Data records for software interfaces
—————
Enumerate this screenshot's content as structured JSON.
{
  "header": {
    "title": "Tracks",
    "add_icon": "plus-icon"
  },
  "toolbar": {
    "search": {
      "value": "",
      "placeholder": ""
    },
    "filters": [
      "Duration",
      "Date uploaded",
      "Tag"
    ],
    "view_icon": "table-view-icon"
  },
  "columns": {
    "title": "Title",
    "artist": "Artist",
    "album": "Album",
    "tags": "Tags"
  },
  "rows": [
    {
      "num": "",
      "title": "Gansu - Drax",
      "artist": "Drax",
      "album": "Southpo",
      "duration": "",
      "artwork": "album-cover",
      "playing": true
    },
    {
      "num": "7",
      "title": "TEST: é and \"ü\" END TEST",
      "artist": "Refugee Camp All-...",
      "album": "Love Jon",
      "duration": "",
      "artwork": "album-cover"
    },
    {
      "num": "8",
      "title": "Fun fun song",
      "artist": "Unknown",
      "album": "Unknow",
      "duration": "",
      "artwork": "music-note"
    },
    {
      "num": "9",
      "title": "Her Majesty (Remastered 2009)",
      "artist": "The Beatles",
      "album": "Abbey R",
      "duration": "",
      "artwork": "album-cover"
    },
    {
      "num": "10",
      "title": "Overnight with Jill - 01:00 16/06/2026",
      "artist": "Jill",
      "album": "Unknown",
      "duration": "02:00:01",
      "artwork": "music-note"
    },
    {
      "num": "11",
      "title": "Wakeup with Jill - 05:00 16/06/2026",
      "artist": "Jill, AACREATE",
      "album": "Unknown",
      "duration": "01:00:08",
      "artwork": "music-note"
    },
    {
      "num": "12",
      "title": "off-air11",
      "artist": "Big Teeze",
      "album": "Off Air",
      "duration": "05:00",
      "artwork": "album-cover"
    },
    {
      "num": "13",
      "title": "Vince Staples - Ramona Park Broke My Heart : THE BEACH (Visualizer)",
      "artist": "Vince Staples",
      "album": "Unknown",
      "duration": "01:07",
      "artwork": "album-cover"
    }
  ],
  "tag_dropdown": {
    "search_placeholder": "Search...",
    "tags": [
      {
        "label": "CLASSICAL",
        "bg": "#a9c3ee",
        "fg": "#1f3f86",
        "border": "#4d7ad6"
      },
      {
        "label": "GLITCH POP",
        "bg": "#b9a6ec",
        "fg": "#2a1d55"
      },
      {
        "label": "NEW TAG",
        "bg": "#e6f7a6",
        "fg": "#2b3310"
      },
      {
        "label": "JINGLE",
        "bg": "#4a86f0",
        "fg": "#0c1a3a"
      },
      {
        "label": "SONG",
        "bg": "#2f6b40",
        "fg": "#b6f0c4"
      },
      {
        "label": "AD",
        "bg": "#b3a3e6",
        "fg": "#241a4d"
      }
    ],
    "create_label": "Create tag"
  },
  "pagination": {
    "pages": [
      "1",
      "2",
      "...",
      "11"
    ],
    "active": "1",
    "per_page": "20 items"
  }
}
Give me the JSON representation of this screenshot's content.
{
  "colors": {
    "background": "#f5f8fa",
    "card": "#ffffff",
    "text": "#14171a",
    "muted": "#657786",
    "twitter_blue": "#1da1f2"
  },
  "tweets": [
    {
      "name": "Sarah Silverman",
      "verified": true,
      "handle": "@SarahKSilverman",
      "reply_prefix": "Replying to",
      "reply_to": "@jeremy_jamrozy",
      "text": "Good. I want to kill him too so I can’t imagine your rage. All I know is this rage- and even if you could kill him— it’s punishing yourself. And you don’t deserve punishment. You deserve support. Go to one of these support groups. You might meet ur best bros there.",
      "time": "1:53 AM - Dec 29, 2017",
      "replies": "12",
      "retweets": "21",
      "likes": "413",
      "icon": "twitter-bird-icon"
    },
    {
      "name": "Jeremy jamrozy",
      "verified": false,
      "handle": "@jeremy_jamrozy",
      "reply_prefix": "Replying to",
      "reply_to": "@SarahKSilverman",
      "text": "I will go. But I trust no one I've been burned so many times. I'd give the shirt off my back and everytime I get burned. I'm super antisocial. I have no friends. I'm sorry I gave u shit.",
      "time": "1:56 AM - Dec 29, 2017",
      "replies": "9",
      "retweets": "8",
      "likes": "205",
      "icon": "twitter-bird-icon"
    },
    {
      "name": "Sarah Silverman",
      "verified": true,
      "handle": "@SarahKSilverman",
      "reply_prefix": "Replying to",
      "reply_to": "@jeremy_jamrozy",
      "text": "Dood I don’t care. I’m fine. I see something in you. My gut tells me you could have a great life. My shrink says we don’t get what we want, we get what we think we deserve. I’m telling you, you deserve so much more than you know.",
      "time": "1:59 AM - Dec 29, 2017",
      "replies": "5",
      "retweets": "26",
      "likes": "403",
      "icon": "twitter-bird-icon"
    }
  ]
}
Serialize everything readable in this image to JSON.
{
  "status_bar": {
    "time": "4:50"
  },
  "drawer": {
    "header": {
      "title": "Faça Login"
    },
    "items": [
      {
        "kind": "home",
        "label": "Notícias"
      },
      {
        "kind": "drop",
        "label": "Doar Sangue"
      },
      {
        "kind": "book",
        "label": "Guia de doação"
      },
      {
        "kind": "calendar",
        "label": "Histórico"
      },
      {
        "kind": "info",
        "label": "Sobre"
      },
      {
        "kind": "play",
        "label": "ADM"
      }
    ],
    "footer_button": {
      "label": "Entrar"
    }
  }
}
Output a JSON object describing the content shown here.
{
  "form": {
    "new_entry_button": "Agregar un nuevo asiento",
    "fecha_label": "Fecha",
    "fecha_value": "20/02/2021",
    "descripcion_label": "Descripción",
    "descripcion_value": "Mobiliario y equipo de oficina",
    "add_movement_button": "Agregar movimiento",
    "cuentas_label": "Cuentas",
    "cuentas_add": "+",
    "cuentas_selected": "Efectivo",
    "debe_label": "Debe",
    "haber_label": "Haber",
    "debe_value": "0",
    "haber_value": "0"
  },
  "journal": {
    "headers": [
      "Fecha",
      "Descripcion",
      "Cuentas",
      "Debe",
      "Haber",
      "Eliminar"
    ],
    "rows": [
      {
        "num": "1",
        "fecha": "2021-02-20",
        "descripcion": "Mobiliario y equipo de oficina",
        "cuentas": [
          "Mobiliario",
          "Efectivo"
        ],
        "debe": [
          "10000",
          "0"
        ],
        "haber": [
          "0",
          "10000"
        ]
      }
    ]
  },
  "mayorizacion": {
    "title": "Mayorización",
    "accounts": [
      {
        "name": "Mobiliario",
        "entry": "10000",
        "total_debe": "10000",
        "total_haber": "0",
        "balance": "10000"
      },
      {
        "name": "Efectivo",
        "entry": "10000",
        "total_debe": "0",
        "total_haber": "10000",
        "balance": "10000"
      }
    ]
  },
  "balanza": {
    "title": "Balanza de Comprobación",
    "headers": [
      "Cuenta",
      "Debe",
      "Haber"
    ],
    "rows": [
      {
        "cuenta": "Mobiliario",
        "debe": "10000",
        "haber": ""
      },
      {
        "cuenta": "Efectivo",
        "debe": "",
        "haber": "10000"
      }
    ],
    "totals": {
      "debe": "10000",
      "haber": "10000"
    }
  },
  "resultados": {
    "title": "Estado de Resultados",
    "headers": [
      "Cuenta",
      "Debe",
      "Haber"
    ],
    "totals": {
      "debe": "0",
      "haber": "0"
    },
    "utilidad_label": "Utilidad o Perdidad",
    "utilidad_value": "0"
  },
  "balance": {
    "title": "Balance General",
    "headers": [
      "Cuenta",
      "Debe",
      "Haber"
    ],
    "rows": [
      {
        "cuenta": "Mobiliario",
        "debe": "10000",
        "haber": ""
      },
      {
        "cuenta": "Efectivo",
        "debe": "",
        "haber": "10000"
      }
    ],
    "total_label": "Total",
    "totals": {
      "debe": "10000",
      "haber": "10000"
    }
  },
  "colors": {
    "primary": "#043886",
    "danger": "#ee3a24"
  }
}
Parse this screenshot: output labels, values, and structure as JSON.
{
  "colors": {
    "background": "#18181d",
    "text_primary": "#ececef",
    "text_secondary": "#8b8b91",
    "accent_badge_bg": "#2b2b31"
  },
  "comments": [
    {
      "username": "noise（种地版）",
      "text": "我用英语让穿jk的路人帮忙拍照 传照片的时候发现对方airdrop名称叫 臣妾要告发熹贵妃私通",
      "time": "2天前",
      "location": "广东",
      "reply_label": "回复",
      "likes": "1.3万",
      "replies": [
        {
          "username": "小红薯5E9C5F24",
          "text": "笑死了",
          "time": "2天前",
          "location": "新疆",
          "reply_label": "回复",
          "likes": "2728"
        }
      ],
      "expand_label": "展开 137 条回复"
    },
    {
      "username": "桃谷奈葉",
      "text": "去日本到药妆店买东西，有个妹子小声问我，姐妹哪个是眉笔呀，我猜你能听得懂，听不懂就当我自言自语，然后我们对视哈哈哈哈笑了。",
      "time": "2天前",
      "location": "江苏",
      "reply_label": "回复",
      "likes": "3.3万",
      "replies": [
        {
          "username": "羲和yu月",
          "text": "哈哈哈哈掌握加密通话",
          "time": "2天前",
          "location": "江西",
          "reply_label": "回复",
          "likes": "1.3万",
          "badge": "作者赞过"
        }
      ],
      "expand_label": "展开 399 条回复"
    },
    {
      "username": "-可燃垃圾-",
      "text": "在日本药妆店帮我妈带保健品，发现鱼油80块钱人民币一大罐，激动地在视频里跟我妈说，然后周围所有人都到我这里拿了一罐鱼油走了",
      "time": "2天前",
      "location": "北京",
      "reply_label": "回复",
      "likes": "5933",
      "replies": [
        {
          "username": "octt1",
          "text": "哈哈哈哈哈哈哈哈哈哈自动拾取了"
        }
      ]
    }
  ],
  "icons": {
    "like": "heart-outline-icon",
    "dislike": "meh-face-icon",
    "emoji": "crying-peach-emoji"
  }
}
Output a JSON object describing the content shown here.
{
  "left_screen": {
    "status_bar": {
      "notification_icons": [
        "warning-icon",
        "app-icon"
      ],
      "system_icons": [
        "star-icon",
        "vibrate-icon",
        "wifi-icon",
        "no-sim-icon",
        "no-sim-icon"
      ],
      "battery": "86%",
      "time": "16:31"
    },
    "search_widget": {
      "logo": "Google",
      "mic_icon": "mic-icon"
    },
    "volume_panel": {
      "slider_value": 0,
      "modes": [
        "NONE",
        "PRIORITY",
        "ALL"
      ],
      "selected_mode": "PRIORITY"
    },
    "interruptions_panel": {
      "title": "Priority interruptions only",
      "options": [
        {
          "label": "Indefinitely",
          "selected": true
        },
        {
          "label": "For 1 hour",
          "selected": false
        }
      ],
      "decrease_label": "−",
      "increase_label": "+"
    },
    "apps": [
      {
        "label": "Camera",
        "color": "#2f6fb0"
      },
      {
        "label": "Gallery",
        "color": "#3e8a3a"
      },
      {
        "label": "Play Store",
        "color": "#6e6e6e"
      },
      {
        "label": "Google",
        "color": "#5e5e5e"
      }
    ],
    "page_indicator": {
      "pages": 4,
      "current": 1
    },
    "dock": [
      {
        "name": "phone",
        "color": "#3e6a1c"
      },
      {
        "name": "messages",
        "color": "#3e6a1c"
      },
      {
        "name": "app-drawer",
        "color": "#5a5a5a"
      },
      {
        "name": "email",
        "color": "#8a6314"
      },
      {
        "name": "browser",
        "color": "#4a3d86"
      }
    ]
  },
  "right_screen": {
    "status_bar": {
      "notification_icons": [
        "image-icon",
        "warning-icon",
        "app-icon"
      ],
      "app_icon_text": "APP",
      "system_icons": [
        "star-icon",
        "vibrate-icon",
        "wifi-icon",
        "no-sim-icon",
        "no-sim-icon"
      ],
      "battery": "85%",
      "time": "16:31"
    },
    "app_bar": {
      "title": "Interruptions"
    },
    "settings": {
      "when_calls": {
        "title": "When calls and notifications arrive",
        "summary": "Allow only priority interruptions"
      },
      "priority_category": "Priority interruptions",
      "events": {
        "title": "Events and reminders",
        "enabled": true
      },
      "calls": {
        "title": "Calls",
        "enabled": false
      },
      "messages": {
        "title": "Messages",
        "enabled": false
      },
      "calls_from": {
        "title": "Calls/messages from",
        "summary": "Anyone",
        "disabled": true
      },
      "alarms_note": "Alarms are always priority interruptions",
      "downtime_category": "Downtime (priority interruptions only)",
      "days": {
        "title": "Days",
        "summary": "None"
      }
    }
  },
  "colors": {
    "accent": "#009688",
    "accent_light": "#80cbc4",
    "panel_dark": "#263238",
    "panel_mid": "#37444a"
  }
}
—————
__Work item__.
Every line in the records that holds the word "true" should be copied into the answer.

__Exercise answer__.
      "playing": true
      "verified": true,
      "verified": true,
          "selected": true
        "enabled": true
        "disabled": true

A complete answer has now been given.